● **WORK ITEM**:
Your response should contain every line from the data below that holds the string "percent".

● **SUPPLIED DATA**:

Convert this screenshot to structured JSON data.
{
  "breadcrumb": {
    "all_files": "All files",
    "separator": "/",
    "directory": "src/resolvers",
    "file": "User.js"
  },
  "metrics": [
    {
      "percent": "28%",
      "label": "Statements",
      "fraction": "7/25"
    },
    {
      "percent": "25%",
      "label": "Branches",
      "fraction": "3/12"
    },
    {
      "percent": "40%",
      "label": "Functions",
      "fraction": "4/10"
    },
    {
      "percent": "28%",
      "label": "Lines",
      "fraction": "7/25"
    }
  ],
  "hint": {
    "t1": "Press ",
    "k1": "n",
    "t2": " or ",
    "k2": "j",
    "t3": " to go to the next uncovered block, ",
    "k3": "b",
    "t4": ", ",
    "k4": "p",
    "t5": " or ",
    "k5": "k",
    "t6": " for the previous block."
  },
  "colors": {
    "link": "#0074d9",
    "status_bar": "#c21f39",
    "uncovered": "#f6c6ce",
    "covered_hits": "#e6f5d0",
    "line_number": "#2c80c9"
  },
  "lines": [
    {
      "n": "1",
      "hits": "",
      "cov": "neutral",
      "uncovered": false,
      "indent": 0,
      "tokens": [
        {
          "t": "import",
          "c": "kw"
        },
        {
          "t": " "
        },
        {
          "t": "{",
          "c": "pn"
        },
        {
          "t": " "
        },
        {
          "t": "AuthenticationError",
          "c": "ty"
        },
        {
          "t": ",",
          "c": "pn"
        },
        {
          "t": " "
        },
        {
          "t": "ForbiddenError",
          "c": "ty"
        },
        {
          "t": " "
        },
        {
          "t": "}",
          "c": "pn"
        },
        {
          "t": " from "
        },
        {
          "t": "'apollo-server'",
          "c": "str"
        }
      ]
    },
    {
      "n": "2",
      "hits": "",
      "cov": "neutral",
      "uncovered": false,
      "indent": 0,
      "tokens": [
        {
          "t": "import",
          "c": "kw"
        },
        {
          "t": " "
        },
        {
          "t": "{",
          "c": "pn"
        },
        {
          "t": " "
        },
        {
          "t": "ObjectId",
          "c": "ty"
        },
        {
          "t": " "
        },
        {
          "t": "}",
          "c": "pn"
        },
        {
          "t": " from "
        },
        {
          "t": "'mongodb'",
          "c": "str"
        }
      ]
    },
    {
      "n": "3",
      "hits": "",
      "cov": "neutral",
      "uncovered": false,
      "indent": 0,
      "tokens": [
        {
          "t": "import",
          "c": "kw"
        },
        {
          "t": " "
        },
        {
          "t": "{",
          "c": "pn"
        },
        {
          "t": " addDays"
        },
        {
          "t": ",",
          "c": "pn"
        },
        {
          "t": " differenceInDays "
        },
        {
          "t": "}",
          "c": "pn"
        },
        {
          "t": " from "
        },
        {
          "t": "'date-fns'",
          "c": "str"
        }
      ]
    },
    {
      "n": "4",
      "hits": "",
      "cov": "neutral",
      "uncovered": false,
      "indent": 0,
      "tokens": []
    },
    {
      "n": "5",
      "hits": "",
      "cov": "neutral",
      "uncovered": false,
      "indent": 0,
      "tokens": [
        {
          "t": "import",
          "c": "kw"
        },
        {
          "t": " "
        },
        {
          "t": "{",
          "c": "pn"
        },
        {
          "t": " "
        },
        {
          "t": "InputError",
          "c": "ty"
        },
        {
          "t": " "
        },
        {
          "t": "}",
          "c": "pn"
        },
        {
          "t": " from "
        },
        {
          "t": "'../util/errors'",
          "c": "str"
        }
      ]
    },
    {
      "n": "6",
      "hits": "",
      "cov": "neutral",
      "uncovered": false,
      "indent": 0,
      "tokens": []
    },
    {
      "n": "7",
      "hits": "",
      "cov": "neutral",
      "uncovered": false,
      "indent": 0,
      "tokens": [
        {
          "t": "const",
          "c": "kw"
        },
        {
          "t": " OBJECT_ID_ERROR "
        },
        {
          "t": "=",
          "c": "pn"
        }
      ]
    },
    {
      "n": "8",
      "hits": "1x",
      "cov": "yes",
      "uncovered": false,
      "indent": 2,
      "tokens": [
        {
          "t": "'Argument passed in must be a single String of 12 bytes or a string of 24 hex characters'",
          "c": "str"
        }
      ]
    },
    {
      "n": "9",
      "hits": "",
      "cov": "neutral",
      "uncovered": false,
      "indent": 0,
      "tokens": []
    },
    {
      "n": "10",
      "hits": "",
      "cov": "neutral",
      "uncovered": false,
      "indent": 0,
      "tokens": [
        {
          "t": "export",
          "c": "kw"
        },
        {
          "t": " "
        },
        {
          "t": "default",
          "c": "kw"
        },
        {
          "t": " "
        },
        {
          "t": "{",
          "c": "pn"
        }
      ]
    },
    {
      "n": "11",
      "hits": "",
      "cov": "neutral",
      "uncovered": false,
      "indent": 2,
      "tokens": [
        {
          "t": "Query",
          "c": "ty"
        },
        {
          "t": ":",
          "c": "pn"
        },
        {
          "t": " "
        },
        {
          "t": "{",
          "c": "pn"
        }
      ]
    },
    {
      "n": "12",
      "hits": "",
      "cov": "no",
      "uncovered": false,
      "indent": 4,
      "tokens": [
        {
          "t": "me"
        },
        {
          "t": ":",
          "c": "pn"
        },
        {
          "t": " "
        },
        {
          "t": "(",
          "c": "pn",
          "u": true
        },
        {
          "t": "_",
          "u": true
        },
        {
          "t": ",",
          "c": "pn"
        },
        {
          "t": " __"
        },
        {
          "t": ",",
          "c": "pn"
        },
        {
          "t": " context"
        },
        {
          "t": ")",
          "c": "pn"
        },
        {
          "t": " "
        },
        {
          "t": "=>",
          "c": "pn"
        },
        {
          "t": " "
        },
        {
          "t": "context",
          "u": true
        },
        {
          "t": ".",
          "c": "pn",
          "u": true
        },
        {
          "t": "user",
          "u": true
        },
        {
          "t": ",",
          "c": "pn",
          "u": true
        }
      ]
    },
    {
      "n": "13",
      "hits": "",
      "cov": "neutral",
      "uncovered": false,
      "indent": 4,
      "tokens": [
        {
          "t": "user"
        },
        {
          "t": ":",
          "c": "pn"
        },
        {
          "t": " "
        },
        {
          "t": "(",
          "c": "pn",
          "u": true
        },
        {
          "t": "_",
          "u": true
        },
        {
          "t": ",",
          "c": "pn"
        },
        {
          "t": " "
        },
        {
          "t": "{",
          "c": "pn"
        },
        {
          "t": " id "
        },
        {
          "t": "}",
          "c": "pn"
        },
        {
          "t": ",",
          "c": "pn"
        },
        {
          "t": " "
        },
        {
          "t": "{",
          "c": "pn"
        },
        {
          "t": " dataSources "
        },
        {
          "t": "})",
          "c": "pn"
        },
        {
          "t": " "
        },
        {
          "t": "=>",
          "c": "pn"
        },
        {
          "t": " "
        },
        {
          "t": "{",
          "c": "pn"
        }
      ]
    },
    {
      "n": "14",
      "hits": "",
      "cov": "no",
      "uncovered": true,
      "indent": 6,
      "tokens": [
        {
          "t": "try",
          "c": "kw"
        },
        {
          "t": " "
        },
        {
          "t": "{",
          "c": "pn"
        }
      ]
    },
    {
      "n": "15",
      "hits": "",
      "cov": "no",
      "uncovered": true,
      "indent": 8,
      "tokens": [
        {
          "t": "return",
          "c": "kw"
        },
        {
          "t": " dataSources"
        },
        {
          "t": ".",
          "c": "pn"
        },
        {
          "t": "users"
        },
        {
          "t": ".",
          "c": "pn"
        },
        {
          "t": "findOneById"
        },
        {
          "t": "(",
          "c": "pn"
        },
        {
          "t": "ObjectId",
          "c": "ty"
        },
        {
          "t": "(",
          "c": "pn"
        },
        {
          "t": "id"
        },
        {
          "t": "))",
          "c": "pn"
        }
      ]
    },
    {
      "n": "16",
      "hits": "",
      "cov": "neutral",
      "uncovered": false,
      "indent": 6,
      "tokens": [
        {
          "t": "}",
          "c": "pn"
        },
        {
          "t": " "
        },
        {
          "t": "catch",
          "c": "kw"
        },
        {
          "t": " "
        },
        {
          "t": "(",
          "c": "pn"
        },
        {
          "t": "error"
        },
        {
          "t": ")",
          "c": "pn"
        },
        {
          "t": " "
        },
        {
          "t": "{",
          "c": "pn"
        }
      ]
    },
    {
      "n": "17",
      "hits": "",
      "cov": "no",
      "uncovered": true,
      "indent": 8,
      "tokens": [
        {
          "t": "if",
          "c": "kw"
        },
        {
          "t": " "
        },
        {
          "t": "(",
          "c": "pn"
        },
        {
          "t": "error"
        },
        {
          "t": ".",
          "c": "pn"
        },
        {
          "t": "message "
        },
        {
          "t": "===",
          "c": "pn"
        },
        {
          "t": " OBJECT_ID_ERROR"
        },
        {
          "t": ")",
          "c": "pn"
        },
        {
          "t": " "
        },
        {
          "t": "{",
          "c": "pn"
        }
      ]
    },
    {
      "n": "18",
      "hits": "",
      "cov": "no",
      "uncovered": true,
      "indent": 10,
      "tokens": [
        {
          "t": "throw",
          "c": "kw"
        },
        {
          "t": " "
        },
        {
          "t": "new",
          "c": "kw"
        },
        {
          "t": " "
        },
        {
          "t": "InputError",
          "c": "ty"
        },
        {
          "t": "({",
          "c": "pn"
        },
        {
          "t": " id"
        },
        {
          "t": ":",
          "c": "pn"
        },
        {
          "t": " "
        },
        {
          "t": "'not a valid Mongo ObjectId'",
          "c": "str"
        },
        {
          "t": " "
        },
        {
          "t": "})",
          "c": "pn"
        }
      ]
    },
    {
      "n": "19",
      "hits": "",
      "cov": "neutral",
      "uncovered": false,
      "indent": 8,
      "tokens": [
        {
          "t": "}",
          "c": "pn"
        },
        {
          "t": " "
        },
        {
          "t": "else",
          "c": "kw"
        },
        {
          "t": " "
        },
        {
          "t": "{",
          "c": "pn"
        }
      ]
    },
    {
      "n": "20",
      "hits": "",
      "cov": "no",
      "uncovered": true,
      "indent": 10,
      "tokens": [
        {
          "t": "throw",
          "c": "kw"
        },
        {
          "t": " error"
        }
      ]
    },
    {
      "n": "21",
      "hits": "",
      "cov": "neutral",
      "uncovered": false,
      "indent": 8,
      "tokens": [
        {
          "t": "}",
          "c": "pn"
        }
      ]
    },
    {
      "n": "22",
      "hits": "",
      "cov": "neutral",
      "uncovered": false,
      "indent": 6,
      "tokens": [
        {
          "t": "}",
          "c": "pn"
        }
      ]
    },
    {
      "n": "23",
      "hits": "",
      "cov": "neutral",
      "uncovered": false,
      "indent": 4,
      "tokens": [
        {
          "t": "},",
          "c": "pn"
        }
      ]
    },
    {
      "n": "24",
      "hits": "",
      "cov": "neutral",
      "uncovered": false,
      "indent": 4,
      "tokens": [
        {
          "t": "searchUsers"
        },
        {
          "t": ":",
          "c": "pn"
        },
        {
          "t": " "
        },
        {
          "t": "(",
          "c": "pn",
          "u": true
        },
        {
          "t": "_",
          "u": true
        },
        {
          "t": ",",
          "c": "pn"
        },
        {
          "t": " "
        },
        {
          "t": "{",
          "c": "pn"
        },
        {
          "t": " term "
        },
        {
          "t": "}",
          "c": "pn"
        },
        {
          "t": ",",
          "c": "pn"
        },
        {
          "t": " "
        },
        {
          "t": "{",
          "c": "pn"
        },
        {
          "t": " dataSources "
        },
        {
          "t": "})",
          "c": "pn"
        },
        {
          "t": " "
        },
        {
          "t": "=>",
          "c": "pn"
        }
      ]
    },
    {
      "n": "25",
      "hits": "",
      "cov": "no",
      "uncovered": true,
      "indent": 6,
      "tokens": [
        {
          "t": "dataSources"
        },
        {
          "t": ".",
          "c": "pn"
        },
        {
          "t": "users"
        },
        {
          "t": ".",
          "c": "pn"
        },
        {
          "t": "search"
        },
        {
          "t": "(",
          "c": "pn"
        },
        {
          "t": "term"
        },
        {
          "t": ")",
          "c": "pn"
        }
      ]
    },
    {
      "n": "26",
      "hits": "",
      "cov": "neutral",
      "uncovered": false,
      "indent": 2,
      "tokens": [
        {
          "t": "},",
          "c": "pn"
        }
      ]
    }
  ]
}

● **ANSWER SPACE**:
      "percent": "28%",
      "percent": "25%",
      "percent": "40%",
      "percent": "28%",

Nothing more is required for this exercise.